Exercise goal:
Scan the entries line by line and return those with "title".

[Source data]
****************************************

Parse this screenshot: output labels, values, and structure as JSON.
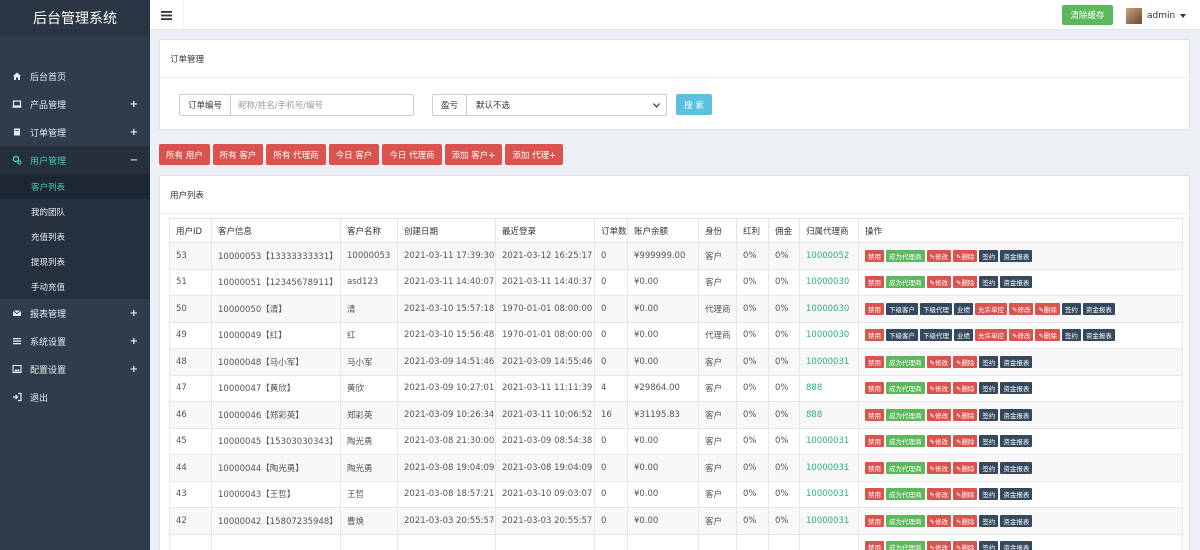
{
  "app": {
    "title": "后台管理系统"
  },
  "sidebar": {
    "items": [
      {
        "label": "后台首页",
        "icon": "home-icon",
        "toggle": ""
      },
      {
        "label": "产品管理",
        "icon": "laptop-icon",
        "toggle": "+"
      },
      {
        "label": "订单管理",
        "icon": "book-icon",
        "toggle": "+"
      },
      {
        "label": "用户管理",
        "icon": "cogs-icon",
        "toggle": "−",
        "active": true
      },
      {
        "label": "报表管理",
        "icon": "envelope-icon",
        "toggle": "+"
      },
      {
        "label": "系统设置",
        "icon": "list-icon",
        "toggle": "+"
      },
      {
        "label": "配置设置",
        "icon": "picture-icon",
        "toggle": "+"
      },
      {
        "label": "退出",
        "icon": "sign-out-icon",
        "toggle": ""
      }
    ],
    "subitems": [
      "客户列表",
      "我的团队",
      "充值列表",
      "提现列表",
      "手动充值"
    ]
  },
  "topbar": {
    "clear_label": "清除缓存",
    "username": "admin"
  },
  "order_panel": {
    "title": "订单管理",
    "order_no_label": "订单编号",
    "order_no_placeholder": "昵称/姓名/手机号/编号",
    "profit_label": "盈亏",
    "profit_value": "默认不选",
    "search_label": "搜 索"
  },
  "filters": [
    "所有 用户",
    "所有 客户",
    "所有 代理商",
    "今日 客户",
    "今日 代理商",
    "添加 客户+",
    "添加 代理+"
  ],
  "list_panel": {
    "title": "用户列表"
  },
  "table": {
    "headers": [
      "用户ID",
      "客户信息",
      "客户名称",
      "创建日期",
      "最近登录",
      "订单数",
      "账户余额",
      "身份",
      "红利",
      "佣金",
      "归属代理商",
      "操作"
    ],
    "rows": [
      {
        "id": "53",
        "info": "10000053【13333333331】",
        "name": "10000053",
        "created": "2021-03-11 17:39:30",
        "last": "2021-03-12 16:25:17",
        "orders": "0",
        "balance": "¥999999.00",
        "role": "客户",
        "bonus": "0%",
        "comm": "0%",
        "agent": "10000052",
        "type": "customer"
      },
      {
        "id": "51",
        "info": "10000051【12345678911】",
        "name": "asd123",
        "created": "2021-03-11 14:40:07",
        "last": "2021-03-11 14:40:37",
        "orders": "0",
        "balance": "¥0.00",
        "role": "客户",
        "bonus": "0%",
        "comm": "0%",
        "agent": "10000030",
        "type": "customer"
      },
      {
        "id": "50",
        "info": "10000050【清】",
        "name": "清",
        "created": "2021-03-10 15:57:18",
        "last": "1970-01-01 08:00:00",
        "orders": "0",
        "balance": "¥0.00",
        "role": "代理商",
        "bonus": "0%",
        "comm": "0%",
        "agent": "10000030",
        "type": "agent"
      },
      {
        "id": "49",
        "info": "10000049【红】",
        "name": "红",
        "created": "2021-03-10 15:56:48",
        "last": "1970-01-01 08:00:00",
        "orders": "0",
        "balance": "¥0.00",
        "role": "代理商",
        "bonus": "0%",
        "comm": "0%",
        "agent": "10000030",
        "type": "agent"
      },
      {
        "id": "48",
        "info": "10000048【马小军】",
        "name": "马小军",
        "created": "2021-03-09 14:51:46",
        "last": "2021-03-09 14:55:46",
        "orders": "0",
        "balance": "¥0.00",
        "role": "客户",
        "bonus": "0%",
        "comm": "0%",
        "agent": "10000031",
        "type": "customer"
      },
      {
        "id": "47",
        "info": "10000047【黄欣】",
        "name": "黄欣",
        "created": "2021-03-09 10:27:01",
        "last": "2021-03-11 11:11:39",
        "orders": "4",
        "balance": "¥29864.00",
        "role": "客户",
        "bonus": "0%",
        "comm": "0%",
        "agent": "888",
        "type": "customer"
      },
      {
        "id": "46",
        "info": "10000046【郑彩英】",
        "name": "郑彩英",
        "created": "2021-03-09 10:26:34",
        "last": "2021-03-11 10:06:52",
        "orders": "16",
        "balance": "¥31195.83",
        "role": "客户",
        "bonus": "0%",
        "comm": "0%",
        "agent": "888",
        "type": "customer"
      },
      {
        "id": "45",
        "info": "10000045【15303030343】",
        "name": "陶光勇",
        "created": "2021-03-08 21:30:00",
        "last": "2021-03-09 08:54:38",
        "orders": "0",
        "balance": "¥0.00",
        "role": "客户",
        "bonus": "0%",
        "comm": "0%",
        "agent": "10000031",
        "type": "customer"
      },
      {
        "id": "44",
        "info": "10000044【陶光勇】",
        "name": "陶光勇",
        "created": "2021-03-08 19:04:09",
        "last": "2021-03-08 19:04:09",
        "orders": "0",
        "balance": "¥0.00",
        "role": "客户",
        "bonus": "0%",
        "comm": "0%",
        "agent": "10000031",
        "type": "customer"
      },
      {
        "id": "43",
        "info": "10000043【王哲】",
        "name": "王哲",
        "created": "2021-03-08 18:57:21",
        "last": "2021-03-10 09:03:07",
        "orders": "0",
        "balance": "¥0.00",
        "role": "客户",
        "bonus": "0%",
        "comm": "0%",
        "agent": "10000031",
        "type": "customer"
      },
      {
        "id": "42",
        "info": "10000042【15807235948】",
        "name": "曹焕",
        "created": "2021-03-03 20:55:57",
        "last": "2021-03-03 20:55:57",
        "orders": "0",
        "balance": "¥0.00",
        "role": "客户",
        "bonus": "0%",
        "comm": "0%",
        "agent": "10000031",
        "type": "customer"
      },
      {
        "id": "",
        "info": "",
        "name": "",
        "created": "",
        "last": "",
        "orders": "",
        "balance": "",
        "role": "",
        "bonus": "",
        "comm": "",
        "agent": "",
        "type": "customer"
      }
    ],
    "customer_actions": [
      {
        "label": "禁用",
        "color": "red"
      },
      {
        "label": "成为代理商",
        "color": "green"
      },
      {
        "label": "✎修改",
        "color": "red"
      },
      {
        "label": "✎删除",
        "color": "red"
      },
      {
        "label": "签约",
        "color": "dark"
      },
      {
        "label": "资金报表",
        "color": "dark"
      }
    ],
    "agent_actions": [
      {
        "label": "禁用",
        "color": "red"
      },
      {
        "label": "下级客户",
        "color": "dark"
      },
      {
        "label": "下级代理",
        "color": "dark"
      },
      {
        "label": "业绩",
        "color": "dark"
      },
      {
        "label": "允许单控",
        "color": "red"
      },
      {
        "label": "✎修改",
        "color": "red"
      },
      {
        "label": "✎删除",
        "color": "red"
      },
      {
        "label": "签约",
        "color": "dark"
      },
      {
        "label": "资金报表",
        "color": "dark"
      }
    ]
  }
}
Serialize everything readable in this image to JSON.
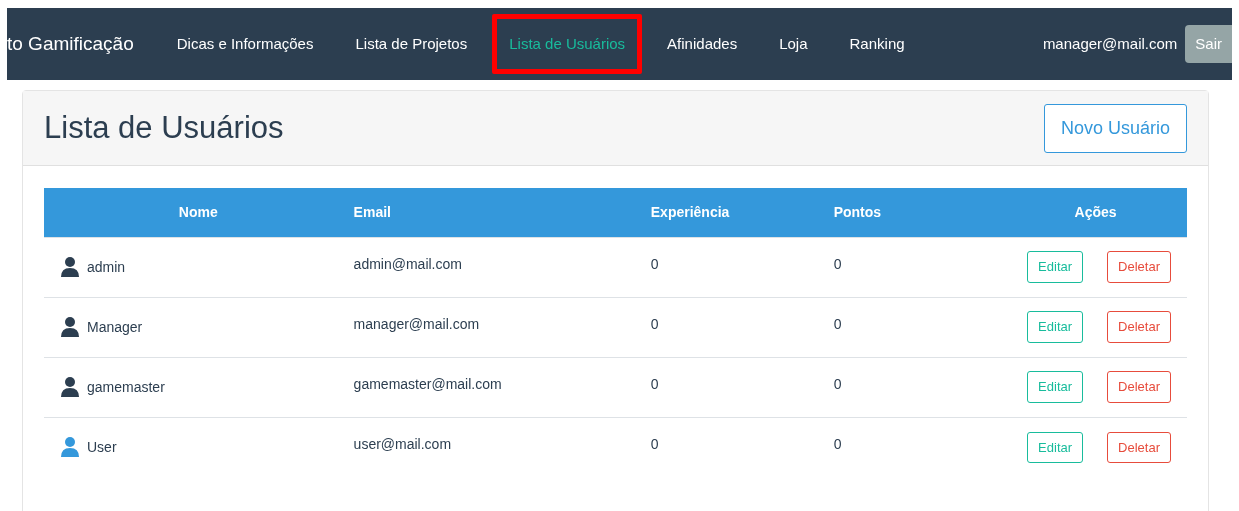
{
  "navbar": {
    "brand": "to Gamificação",
    "items": [
      {
        "label": "Dicas e Informações",
        "selected": false,
        "highlight": false
      },
      {
        "label": "Lista de Projetos",
        "selected": false,
        "highlight": false
      },
      {
        "label": "Lista de Usuários",
        "selected": true,
        "highlight": true
      },
      {
        "label": "Afinidades",
        "selected": false,
        "highlight": false
      },
      {
        "label": "Loja",
        "selected": false,
        "highlight": false
      },
      {
        "label": "Ranking",
        "selected": false,
        "highlight": false
      }
    ],
    "user_email": "manager@mail.com",
    "logout_button": "Sair"
  },
  "card": {
    "title": "Lista de Usuários",
    "new_button": "Novo Usuário"
  },
  "table": {
    "columns": [
      "Nome",
      "Email",
      "Experiência",
      "Pontos",
      "Ações"
    ],
    "rows": [
      {
        "name": "admin",
        "color": "#2c3e50",
        "email": "admin@mail.com",
        "experience": "0",
        "points": "0",
        "edit": "Editar",
        "delete": "Deletar"
      },
      {
        "name": "Manager",
        "color": "#2c3e50",
        "email": "manager@mail.com",
        "experience": "0",
        "points": "0",
        "edit": "Editar",
        "delete": "Deletar"
      },
      {
        "name": "gamemaster",
        "color": "#2c3e50",
        "email": "gamemaster@mail.com",
        "experience": "0",
        "points": "0",
        "edit": "Editar",
        "delete": "Deletar"
      },
      {
        "name": "User",
        "color": "#3498db",
        "email": "user@mail.com",
        "experience": "0",
        "points": "0",
        "edit": "Editar",
        "delete": "Deletar"
      }
    ]
  }
}
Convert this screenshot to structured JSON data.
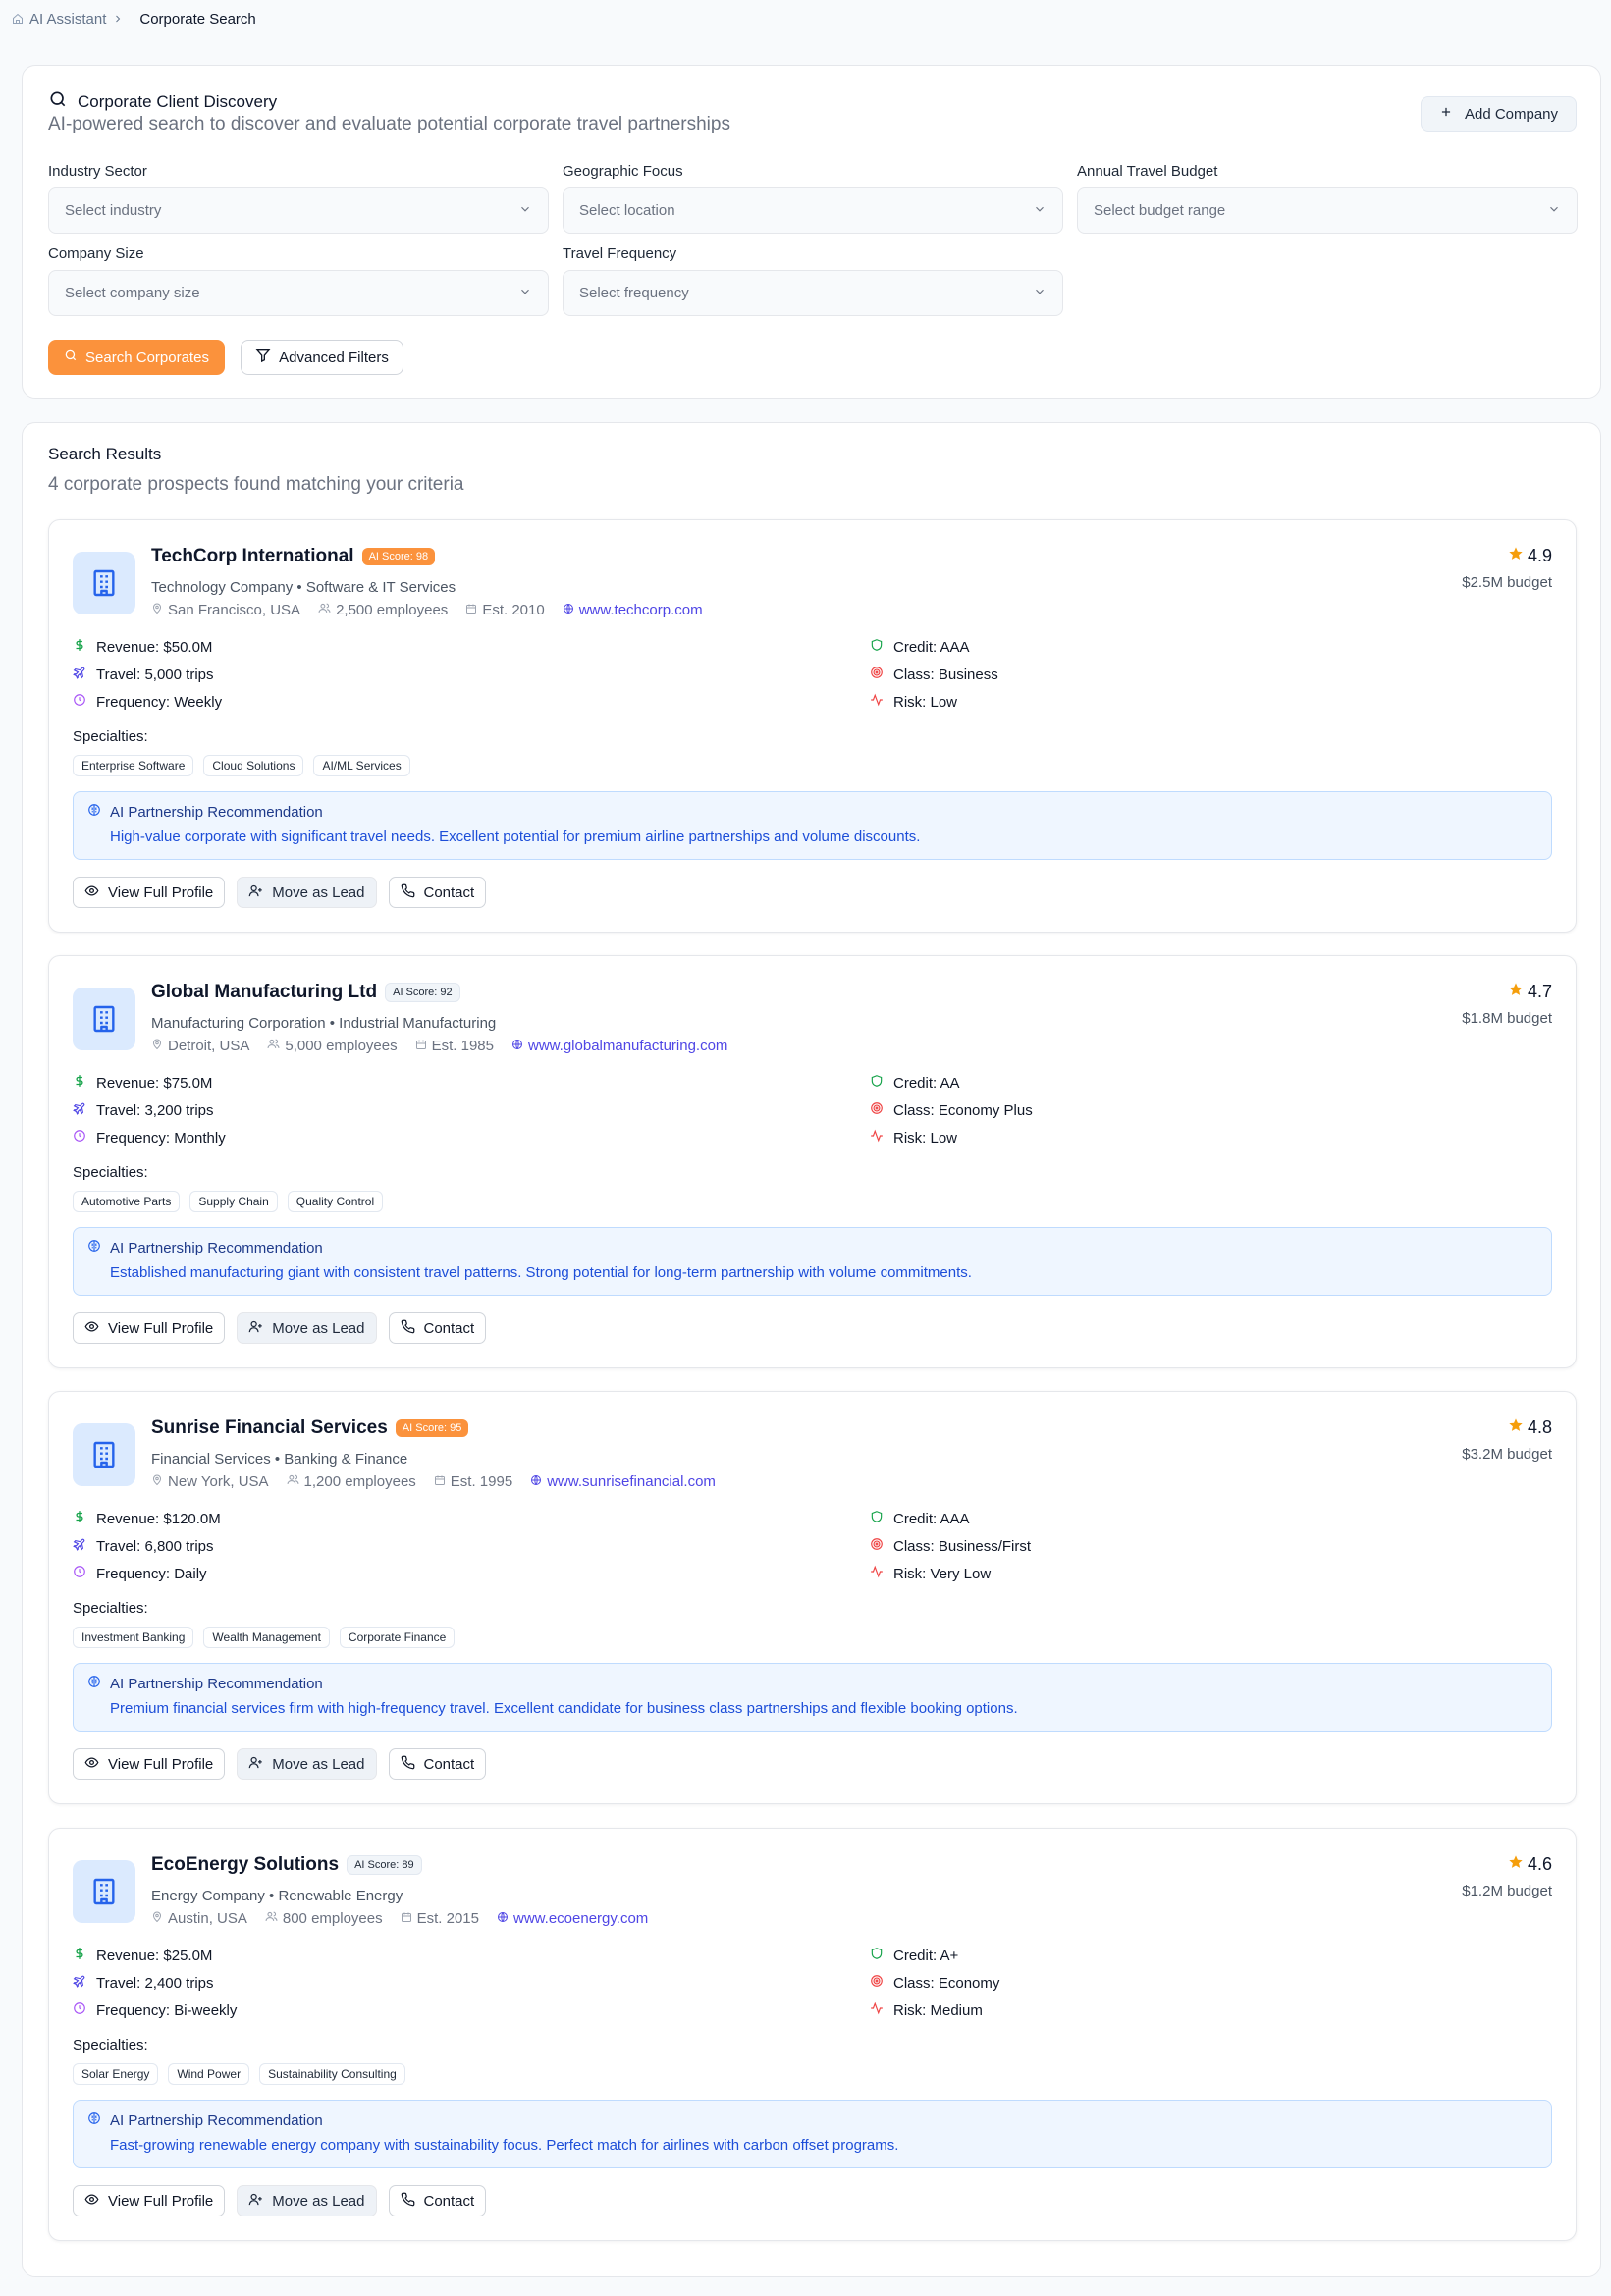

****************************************

Solution:
    "title": "后台管理系统"
    "title": "订单管理",
    "title": "用户列表"
    "title": "Lista de Usuários",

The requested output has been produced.